Return all lines below containing the word "only".

◇ ◇ ◇ ◇ ◇

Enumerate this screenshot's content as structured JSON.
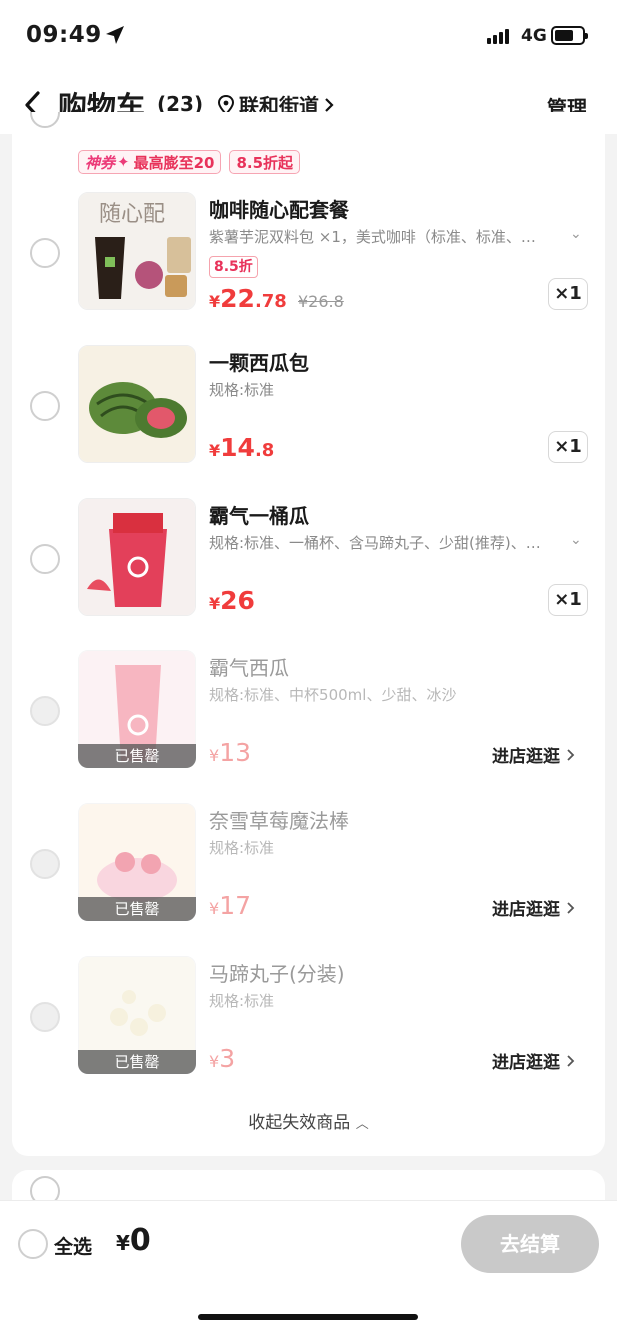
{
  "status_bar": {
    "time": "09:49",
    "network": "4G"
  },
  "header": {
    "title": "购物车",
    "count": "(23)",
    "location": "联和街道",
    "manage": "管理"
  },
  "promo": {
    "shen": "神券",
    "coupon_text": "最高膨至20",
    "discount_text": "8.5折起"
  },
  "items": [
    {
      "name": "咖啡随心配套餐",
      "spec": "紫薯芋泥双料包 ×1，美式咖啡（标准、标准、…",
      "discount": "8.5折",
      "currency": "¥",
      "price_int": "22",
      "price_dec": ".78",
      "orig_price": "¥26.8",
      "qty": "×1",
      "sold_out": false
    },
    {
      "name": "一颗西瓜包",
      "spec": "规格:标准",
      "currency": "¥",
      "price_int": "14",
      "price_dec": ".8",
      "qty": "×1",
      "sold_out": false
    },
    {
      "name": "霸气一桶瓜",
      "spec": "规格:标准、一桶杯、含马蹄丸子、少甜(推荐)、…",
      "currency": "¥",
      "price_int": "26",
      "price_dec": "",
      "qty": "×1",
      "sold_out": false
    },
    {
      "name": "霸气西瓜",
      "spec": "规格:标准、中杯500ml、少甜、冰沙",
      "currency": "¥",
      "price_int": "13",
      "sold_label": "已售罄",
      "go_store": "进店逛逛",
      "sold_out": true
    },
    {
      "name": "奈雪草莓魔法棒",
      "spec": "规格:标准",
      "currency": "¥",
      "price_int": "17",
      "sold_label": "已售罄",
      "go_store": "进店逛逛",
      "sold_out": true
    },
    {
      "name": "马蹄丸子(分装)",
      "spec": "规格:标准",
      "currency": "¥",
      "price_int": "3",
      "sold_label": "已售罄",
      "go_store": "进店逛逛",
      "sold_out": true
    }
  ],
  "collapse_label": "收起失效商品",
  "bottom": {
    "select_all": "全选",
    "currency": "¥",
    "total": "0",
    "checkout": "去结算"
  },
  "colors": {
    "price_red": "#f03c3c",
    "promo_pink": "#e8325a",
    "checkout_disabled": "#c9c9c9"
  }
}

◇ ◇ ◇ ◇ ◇

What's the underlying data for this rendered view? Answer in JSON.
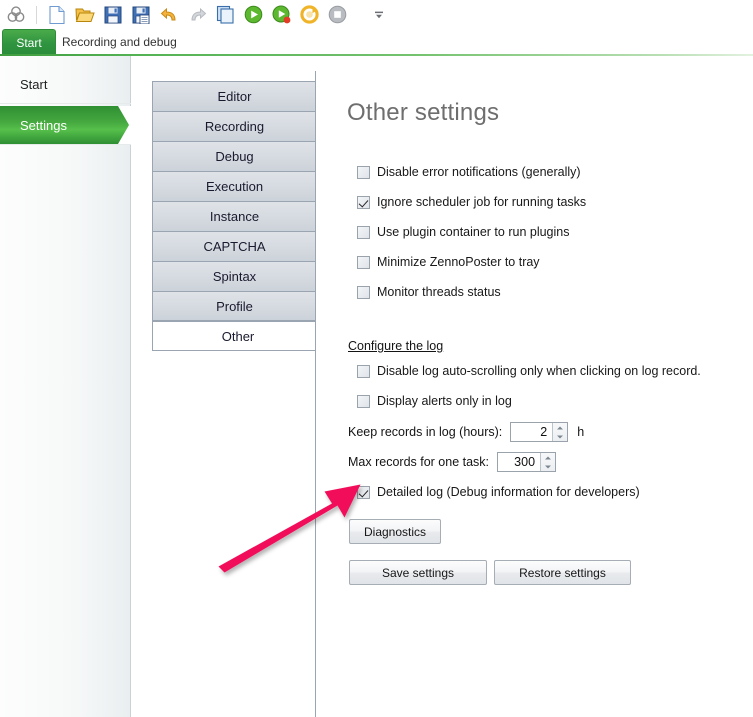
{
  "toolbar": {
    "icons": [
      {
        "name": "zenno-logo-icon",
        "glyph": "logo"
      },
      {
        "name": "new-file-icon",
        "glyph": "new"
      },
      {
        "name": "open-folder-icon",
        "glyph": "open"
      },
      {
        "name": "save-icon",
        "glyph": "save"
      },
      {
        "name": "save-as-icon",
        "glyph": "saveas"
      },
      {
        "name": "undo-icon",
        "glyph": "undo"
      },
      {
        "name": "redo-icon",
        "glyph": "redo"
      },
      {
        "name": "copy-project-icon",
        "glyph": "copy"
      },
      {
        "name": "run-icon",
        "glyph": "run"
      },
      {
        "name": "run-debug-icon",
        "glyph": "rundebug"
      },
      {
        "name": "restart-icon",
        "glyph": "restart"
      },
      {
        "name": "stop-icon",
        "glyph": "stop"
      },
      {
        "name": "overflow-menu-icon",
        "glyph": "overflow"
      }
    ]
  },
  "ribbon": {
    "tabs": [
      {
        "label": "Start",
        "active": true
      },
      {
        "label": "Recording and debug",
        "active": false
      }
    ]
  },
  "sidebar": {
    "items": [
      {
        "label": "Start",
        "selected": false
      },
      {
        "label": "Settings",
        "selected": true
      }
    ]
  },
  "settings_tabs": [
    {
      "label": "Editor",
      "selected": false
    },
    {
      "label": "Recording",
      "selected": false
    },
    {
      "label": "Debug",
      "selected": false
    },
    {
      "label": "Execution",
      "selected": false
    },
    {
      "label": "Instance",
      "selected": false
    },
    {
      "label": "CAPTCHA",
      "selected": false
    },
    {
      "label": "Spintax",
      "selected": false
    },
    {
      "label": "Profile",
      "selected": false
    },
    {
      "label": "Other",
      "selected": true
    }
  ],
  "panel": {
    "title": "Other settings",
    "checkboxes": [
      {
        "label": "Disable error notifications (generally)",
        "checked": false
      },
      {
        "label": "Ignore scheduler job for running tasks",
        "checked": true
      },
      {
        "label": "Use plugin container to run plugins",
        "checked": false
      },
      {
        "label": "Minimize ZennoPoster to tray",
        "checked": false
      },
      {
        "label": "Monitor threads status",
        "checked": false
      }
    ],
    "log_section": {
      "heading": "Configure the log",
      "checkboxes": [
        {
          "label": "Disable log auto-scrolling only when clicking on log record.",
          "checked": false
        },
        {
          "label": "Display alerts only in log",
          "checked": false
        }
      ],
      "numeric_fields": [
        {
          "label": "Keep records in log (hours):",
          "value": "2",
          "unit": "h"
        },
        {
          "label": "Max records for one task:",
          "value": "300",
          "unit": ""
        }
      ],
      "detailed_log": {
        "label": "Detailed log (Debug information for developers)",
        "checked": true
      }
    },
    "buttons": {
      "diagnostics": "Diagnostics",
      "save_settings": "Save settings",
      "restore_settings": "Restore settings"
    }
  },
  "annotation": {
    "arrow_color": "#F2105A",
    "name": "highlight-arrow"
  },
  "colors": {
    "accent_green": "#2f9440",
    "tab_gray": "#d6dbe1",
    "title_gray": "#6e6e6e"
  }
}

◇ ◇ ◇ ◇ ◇

**WRITTEN SOLUTION**
          "label": "Disable log auto-scrolling only when clicking on log record.",
          "label": "Display alerts only in log",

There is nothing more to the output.